Cairo University President Mohamed Othman al-Khasht has announced that the French Qasr Al-Aini Hospital will be converted into a quarantine hospital receiving those infected with coronavirus from the Cairo University’s workers, medical staff and faculty members.
The decision follows approval from the Supreme Council of University Hospitals.
The French hospital was selected upon the recommendation of the university’s Supreme Committee for Combating Coronavirus, Khasht said, which is made up of Hala Salah, Dean of the Faculty of Medicine and Chairman of the Hospital Board of Directors, and several prevention and infection control officials.
The Qasr Al-Aini Hospital was chosen from among five hospitals after the committee weighed the advantages and disadvantages of each, he added.
On his Facebook account, Khasht stressed the university’s concern towards the safety of its workers and hoped none of them would catch the virus.
Health Minister Hala Zayed said on April 8 that going forward the protocol for clinically simple cases of coronavirus who are less than 50 years old, do not suffer risk factors, and are in stable condition will be transferred to governmental university dormitories and designated youth hostels.

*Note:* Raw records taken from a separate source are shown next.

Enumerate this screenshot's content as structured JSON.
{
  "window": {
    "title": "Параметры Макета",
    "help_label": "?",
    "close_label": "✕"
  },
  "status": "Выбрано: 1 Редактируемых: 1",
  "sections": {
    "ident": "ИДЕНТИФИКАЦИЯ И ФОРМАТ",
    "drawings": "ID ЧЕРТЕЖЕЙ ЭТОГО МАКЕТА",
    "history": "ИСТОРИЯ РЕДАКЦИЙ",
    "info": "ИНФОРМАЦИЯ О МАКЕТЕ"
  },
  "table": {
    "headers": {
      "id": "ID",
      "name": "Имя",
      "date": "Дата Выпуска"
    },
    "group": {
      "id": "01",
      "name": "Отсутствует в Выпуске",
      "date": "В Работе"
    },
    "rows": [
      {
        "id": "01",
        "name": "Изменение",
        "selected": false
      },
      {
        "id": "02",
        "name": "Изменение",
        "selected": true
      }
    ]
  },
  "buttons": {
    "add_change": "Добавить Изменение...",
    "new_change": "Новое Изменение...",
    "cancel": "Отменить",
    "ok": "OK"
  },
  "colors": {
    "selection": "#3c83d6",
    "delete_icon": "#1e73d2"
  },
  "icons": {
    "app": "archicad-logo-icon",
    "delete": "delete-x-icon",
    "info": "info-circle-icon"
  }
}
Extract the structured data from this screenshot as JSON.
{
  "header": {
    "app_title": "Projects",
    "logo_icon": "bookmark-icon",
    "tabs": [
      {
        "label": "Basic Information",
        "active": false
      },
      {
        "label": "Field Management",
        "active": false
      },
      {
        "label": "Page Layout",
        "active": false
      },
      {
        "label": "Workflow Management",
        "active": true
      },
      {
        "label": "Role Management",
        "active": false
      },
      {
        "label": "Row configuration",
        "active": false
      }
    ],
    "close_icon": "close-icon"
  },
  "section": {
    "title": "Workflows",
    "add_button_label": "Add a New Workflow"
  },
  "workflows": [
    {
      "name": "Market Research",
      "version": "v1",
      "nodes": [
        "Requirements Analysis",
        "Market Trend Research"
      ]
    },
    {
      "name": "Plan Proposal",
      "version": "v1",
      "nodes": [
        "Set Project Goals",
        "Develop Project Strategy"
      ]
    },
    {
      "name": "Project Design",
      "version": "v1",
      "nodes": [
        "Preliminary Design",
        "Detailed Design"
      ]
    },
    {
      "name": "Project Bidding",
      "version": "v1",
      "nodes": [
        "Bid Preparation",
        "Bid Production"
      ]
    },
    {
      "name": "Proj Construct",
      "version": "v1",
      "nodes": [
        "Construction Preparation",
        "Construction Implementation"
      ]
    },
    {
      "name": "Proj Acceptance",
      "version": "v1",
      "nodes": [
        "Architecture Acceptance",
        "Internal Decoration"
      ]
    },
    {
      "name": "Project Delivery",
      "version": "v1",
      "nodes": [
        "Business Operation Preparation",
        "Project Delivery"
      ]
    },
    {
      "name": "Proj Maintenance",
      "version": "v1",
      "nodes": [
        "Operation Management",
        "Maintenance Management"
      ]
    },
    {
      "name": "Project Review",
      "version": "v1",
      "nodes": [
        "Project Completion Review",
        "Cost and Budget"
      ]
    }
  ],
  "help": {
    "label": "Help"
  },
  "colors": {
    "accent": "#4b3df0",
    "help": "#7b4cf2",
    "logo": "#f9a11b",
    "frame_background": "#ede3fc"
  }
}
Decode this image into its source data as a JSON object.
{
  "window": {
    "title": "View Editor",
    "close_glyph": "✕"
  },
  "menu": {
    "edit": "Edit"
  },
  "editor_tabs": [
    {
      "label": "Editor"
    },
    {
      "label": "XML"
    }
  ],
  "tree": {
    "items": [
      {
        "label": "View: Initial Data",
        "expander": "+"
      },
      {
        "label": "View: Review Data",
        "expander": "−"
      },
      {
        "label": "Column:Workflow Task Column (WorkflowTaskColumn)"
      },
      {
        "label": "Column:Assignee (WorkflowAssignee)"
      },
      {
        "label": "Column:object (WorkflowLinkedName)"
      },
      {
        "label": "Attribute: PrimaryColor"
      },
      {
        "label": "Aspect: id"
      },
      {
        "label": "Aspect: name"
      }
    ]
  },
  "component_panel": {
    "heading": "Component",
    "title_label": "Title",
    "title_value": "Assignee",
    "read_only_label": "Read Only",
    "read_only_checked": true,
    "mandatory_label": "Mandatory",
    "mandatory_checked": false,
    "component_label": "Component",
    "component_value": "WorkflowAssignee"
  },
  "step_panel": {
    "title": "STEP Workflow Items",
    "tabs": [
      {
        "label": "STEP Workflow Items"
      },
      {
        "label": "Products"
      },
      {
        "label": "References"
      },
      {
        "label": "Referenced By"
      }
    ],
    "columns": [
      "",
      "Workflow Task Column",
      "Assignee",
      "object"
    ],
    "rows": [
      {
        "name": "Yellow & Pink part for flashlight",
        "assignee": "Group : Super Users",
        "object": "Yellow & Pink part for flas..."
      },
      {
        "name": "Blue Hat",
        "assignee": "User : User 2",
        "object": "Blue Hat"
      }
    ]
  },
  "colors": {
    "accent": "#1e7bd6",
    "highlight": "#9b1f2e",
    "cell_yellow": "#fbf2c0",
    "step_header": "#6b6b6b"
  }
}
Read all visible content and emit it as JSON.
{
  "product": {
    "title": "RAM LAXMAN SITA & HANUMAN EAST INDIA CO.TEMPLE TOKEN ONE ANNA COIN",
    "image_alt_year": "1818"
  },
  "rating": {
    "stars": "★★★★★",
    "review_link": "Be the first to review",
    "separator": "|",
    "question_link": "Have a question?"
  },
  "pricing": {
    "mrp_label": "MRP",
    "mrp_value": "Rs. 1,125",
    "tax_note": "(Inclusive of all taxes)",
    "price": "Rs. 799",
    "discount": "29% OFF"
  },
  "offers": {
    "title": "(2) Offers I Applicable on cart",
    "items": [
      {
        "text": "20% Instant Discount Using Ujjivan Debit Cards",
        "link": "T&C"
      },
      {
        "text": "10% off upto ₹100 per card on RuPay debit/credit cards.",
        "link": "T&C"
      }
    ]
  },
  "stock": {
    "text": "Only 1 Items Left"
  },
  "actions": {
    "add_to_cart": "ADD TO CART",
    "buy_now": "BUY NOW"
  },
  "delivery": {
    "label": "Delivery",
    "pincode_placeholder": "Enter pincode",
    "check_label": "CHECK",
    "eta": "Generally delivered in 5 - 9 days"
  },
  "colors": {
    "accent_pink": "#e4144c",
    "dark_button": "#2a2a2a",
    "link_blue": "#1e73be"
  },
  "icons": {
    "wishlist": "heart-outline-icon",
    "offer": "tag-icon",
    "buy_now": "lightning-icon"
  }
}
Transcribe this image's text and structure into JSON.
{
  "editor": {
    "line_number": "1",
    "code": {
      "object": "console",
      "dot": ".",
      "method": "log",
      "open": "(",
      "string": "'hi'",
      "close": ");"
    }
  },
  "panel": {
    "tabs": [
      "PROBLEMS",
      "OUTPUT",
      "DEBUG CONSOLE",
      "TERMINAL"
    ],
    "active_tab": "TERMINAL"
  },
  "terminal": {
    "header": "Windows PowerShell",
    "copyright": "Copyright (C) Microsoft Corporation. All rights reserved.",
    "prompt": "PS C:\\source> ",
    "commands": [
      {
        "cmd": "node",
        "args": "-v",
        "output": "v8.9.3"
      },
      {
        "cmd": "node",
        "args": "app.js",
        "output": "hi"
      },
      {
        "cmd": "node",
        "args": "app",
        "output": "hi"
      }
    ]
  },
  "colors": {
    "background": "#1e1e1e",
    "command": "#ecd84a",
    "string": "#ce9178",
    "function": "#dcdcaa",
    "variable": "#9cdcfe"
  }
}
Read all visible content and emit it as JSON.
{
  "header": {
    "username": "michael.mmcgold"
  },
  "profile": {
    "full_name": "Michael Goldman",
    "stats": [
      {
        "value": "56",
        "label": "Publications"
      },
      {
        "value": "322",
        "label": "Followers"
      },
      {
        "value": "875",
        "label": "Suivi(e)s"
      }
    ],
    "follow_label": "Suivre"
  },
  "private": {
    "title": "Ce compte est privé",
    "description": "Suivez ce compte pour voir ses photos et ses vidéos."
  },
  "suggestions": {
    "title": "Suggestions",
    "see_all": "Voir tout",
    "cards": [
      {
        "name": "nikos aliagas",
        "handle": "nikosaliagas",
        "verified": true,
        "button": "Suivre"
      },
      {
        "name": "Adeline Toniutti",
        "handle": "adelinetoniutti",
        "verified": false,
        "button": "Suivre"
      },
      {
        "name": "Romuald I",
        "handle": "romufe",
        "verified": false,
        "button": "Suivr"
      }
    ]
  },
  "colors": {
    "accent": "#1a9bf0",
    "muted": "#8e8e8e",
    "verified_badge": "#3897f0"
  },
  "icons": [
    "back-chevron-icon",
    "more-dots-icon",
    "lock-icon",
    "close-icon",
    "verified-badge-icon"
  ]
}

In a statement, Zayed explained that this move falls within the government’s plan to battle the coronavirus outbreak, guided by countries that have weathered similar crises.
These cases will be under the Health Ministry’s full medical supervision after spending the five-day treatment period according to the protocol, and their condition is evaluated.
She said that the follow-up period for these cases will be at medically prepared places until they recover and are discharged.
These places are medically equipped at the highest level in terms of accommodation, sterilization and hygiene – alongside follow-up clinics, laboratories, scan units, pharmacies and the necessary medical crews.
She said that 88 percent of infections in hospitalization suffer from minor symptoms, seven percent suffer from moderate symptoms, three percent suffer from severe symptoms, and two percent are in critical condition